The role of polymorphonuclear neutrophils (PMN) in mediating diabetic tissue damage to the periodontium was investigated in a novel model of chronic hyperglycemic, the Akita mouse. Induction of acute peritoneal inflammation in wild-type (WT) and Akita mice resulted in exaggerated IL-6 response in Akita mice (2.9-fold increase over WT values) and a markedly increased chemokine response (KC, 2.6-fold; MCP-I, 2.6-fold; and MIP-1α:, 4.4-fold increase over WT values). Chemotaxis to both fMLP and WKYMVm was significantly reduced in isolated Akita PMN compared with WT PMN as measured in a Boyden chamber. Superoxide release in contrast was significantly increased in Akita PMN as measured with cytochrome c reduction. Bone marrow-derived Akita PMN showed partial translocation of p47phox to the cell membrane without external stimulation, suggesting premature assembly of the superoxide-producing NADPH oxidase in hyperglycemia. In vivo studies revealed that ligature-induced periodontal bone loss is significantly greater in Akita mice compared with WT. Moreover, intravital microscopy of gingival vessels showed that leukocyte rolling and attachment to the vascular endothelium is enhanced in periodontal vessels of Akita mice. These results indicate that chronic hyperglycemia predisposes to exaggerated inflammatory response and primes leukocytes for marginalization and superoxide production but not for transmigration.
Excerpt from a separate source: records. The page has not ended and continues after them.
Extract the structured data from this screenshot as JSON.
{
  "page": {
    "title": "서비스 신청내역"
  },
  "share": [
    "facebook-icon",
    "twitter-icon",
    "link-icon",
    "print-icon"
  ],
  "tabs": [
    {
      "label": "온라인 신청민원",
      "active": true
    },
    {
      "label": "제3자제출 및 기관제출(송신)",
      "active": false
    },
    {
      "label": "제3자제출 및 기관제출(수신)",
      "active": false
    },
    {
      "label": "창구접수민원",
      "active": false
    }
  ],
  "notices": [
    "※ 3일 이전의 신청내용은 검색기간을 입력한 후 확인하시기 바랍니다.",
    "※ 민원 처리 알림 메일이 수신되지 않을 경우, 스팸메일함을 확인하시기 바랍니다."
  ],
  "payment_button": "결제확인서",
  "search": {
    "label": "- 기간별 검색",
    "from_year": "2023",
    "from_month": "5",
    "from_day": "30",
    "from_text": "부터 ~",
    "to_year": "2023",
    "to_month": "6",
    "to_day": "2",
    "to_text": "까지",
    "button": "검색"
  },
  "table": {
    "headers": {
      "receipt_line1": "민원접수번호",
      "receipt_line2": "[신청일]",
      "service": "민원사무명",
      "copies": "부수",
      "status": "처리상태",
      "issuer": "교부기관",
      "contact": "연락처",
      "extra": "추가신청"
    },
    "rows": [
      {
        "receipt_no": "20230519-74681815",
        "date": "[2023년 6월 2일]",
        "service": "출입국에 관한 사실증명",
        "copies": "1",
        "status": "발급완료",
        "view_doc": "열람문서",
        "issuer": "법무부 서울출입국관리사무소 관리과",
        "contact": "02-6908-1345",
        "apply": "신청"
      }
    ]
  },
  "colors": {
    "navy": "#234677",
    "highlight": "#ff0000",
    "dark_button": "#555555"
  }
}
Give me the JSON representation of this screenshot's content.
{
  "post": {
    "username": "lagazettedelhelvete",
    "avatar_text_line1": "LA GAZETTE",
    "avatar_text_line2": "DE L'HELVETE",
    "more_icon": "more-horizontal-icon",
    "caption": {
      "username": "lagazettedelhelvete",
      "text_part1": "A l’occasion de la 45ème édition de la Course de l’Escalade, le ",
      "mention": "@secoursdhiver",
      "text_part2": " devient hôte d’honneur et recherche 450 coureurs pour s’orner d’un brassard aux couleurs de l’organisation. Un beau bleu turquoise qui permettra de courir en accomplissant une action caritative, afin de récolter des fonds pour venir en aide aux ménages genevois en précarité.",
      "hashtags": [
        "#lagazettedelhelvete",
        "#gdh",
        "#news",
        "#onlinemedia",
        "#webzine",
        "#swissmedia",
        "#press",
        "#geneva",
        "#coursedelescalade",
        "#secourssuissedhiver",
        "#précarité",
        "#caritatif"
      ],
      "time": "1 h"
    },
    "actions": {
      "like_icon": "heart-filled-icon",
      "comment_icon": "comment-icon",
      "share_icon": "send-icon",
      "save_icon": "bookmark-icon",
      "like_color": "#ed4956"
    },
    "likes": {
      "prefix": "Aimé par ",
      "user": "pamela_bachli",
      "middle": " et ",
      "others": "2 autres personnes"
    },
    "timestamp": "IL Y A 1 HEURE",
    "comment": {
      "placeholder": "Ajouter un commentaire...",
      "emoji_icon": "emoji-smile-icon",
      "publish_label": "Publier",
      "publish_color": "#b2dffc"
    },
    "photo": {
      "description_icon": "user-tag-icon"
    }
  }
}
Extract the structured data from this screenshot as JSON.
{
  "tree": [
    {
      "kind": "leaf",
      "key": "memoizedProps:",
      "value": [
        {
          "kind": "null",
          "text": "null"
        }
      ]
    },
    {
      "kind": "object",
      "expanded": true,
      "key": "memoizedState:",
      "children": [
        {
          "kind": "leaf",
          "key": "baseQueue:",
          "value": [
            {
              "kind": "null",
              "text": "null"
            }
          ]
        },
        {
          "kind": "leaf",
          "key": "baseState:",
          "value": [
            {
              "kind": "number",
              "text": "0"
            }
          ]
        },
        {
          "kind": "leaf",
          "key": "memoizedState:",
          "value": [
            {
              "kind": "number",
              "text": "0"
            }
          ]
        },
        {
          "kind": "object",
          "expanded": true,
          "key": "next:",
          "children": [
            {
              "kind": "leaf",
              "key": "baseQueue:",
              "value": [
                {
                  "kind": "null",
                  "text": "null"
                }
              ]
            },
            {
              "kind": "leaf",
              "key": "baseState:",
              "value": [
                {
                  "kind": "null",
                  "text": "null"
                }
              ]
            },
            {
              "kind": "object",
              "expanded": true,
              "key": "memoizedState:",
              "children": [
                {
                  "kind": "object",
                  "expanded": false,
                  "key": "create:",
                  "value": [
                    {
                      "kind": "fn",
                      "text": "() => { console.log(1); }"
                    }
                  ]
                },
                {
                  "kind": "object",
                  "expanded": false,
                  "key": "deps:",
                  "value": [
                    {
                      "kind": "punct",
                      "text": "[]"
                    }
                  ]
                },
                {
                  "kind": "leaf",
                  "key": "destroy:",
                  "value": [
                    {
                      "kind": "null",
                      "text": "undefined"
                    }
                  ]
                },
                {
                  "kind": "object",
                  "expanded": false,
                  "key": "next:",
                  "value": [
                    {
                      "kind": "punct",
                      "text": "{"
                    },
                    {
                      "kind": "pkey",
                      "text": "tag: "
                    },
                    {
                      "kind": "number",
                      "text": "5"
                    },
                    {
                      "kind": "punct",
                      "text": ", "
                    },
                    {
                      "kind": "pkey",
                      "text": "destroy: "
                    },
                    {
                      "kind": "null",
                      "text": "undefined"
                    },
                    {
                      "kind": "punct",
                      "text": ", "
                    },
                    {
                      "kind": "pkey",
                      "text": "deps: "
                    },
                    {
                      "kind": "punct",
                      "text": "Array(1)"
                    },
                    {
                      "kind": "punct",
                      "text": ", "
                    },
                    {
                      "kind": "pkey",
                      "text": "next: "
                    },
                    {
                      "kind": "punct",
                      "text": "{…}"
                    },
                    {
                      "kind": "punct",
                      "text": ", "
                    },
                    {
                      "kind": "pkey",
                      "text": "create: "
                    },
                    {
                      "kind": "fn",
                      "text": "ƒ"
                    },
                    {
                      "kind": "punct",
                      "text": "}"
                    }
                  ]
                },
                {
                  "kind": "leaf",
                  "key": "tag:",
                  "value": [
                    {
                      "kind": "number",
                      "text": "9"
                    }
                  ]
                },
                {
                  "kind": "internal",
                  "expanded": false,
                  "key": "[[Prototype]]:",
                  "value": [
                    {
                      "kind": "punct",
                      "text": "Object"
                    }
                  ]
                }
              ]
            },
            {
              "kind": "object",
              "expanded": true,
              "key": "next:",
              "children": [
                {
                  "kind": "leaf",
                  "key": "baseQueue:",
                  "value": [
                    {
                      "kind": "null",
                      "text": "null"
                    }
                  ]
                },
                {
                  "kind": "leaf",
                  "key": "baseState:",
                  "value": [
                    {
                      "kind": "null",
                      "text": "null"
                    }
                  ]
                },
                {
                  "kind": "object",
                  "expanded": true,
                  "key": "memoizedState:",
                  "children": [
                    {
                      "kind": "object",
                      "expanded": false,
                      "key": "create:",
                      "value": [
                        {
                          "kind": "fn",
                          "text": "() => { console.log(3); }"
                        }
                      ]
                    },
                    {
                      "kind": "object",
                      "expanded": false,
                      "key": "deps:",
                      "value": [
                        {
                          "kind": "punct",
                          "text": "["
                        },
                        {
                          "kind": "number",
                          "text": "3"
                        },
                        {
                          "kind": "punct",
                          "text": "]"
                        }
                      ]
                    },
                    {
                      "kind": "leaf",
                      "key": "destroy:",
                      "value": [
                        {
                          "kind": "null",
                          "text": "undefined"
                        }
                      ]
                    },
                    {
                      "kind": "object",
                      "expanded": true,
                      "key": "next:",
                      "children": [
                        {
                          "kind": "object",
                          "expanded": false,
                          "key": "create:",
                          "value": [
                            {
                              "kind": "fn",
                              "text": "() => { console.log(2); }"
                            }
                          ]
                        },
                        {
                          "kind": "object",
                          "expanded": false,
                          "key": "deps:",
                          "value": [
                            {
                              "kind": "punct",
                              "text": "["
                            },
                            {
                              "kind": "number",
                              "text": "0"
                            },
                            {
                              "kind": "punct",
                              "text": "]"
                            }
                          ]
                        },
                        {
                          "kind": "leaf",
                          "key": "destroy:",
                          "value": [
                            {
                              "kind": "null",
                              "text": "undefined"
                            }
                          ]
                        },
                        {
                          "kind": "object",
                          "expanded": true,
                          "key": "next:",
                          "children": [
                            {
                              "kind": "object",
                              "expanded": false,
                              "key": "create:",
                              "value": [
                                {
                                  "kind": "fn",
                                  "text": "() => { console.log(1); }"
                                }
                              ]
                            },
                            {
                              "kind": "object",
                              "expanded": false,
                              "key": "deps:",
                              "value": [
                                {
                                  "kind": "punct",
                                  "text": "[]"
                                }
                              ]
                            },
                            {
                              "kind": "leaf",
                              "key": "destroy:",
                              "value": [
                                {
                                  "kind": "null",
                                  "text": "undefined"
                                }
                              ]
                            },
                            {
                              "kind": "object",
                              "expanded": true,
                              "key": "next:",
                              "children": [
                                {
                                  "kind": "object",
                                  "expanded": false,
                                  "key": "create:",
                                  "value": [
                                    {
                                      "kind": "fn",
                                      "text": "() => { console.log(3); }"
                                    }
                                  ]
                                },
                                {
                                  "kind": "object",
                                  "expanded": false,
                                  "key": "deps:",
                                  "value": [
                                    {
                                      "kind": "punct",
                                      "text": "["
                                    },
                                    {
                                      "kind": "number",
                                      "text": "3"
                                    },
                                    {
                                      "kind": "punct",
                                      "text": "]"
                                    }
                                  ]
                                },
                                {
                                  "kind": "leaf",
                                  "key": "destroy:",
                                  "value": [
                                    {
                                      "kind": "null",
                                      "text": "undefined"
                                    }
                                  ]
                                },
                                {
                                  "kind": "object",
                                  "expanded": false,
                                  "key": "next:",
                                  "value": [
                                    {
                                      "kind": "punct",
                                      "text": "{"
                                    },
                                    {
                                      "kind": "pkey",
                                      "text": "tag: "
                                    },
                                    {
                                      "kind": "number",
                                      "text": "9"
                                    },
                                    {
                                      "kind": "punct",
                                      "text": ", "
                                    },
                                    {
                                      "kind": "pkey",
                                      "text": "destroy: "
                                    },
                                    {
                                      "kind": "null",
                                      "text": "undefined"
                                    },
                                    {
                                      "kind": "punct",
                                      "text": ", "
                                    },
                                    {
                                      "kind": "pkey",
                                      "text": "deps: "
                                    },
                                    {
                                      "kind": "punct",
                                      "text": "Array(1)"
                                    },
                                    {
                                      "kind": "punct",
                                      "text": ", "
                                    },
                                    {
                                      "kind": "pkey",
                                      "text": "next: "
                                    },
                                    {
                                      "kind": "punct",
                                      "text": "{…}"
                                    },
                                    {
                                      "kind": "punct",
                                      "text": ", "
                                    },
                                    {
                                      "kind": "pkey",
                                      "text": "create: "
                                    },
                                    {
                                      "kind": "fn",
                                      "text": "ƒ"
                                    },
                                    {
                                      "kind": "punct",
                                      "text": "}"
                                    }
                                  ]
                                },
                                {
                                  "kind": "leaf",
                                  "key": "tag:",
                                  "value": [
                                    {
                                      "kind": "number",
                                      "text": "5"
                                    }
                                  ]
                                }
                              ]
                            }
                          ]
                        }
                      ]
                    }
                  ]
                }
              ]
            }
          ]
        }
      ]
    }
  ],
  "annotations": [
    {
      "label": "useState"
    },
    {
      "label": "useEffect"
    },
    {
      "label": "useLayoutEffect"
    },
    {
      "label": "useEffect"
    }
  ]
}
Thus, leukocyte defects in hyperglycemia may contribute to periodontal tissue damage by impairing the innate immune response to periodontal pathogens as well as by increasing free radical load in the gingival microvasculature.
ASJC Scopus subject areas
- Immunology and Allergy